Saturday, August 23, 2014

Celebrate the New School Year

I thought I would participate in my first "Celebrate This Week" post, established by Ruth Ayers, since each day of the start of this new school year found something new and joyous to celebrate. Here is the rundown:

Today began the first week of school at my new/old school (new because it's my first year teaching there/old because it's where I went to school). No matter how many years I've been teaching, the first day will always be nerve-racking. Being the new kid compounds that times ten! Plus, being a graduate of this school piles on the pressure of expectations in some ways. Still, it was a great first day and I'm excited to learn and write alongside my students.

Still in the "getting to know you" phase with my 8th graders - AKA "What's your name again?" But I had a great moment in all three of my classes when I was convinced they'd all think they were too cool to sit on the floor and have a picture book read to them, but instead most of them got up and sat on the floor with great enthusiasm and listened attentively to the story, which was Deborah Freedman's The Story of Fish and Snail. Afterwards we talked about the message of the story, which is to move outside your comfort zone, take risks, and be brave. We even invited Deborah into our conversation by asking her a question on Twitter:

Tuesday was also cause for celebration because author Gae Polisner was in town and she led a wonderful event at Nicola's Books with three other YA authors called 90 Second reads. It was so wonderful hanging out with Nerdy friends and authors.

 Today we continued our class discussion about being brave by showing my classes the video "Brave" by Sara Bareilles and then asked them to write about the ways they plan to be brave this school year.

When I asked each of my classes who wanted to be brave and share with everyone, I had one brave soul in my last hour raise his hand and proceed to share words so heartfelt and moving that I couldn't help but find tears welling up in my eyes.

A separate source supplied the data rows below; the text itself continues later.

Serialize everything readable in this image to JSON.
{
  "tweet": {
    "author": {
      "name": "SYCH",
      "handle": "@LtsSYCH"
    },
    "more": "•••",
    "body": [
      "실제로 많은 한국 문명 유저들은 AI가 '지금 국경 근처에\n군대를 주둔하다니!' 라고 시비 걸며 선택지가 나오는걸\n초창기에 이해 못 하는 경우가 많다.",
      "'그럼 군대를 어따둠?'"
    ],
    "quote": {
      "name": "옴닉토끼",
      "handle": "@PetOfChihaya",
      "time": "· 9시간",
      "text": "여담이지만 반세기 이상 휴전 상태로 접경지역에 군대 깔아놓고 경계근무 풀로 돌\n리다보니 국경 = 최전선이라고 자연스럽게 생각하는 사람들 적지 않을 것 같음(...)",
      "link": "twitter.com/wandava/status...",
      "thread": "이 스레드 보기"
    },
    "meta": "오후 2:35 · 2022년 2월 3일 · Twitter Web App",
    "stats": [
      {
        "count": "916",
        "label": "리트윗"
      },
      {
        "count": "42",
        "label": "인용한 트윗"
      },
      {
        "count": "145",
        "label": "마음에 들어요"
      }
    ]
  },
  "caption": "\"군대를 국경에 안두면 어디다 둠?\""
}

And on the first week of school no less! It wasn't long before a few more students showed their bravery and shared their thoughts with the class too. I have no doubt this is gong to be a great school year.

Wednesday was also my husband's birthday and we celebrated by having dinner with some friends at one of our favorite restaurants, Zingerman's Roadhouse in Ann Arbor, and then attending another book event at Nicola's, this time for author Kathleen Flinn's new memoir, Burnt Toast Makes You Sing Good, which is a book I will do doubt be using as a mentor text in my own classroom. 

Parent night. Which always gets my hands clammy and my face about three or four shades of red and blotchy, as I am not the most articulate of speakers when I am nervous. But the best part of the night is when I had a parent come up to me and tell me how much it meant to her that I wrote a syllabus that was so positive and uplifting. She said, "So often teachers write what students can't do. I was so impressed at how you focused on the positive."

Today I finally got around to showing my students the classroom library and how to check out books with Booksource Classroom Organizer. They took some time to peruse the shelves and book boxes, and most students left class with a new book to read. Individual discussions with students about favorite books or what types of books they were looking for reminded me of just how important it is to make those personal connections with kids to show we care about them and their interests. That idea his home even more when I read this article on Slate about the two things students want from their professors more than anything else. I think it can also be said of K-12 teachers as well. 

I also had the privilege of meeting the newest Nerdy Book Club member, Sarah Andersen's baby boy, Jack William.
Jack Will
Not only is he absolutely precious, but as Brian Wyzlic pointed out yesterday on Facebook, it's a WONDERful thing that Jack Will was born in August (especially since Sarah was due in September!). And if you don't understand that reference, it's time for you to drop everything and read Wonder by RJ Palacio. What makes Jack's name even more special is that Sarah didn't even make the Wonder connection until Brian pointed it out. Such a happy moment or serendipity.


  1. Got the wonder connection immediately! Of course we are reading it now. We write every morning. Brave will be the preamble for our writing on Monday. Thanks for the video and the inspiration.

  2. Love reading about all those special moments with your students this week. So glad they embraced the picture book and I'm betting they were impressed when the awesome Deborah Freedman tweeted back. Story of Fish & Snail is such a terrific book to begin the year with its important message about being brave. (Also, kitty pirates. Love!) So interesting how one student sharing work and showing that bravery inspires others. My comp class was totally silent on Tuesday, but on Thursday, a couple of brave souls volunteered to read their writing and that encouraged others to speak up and speak out.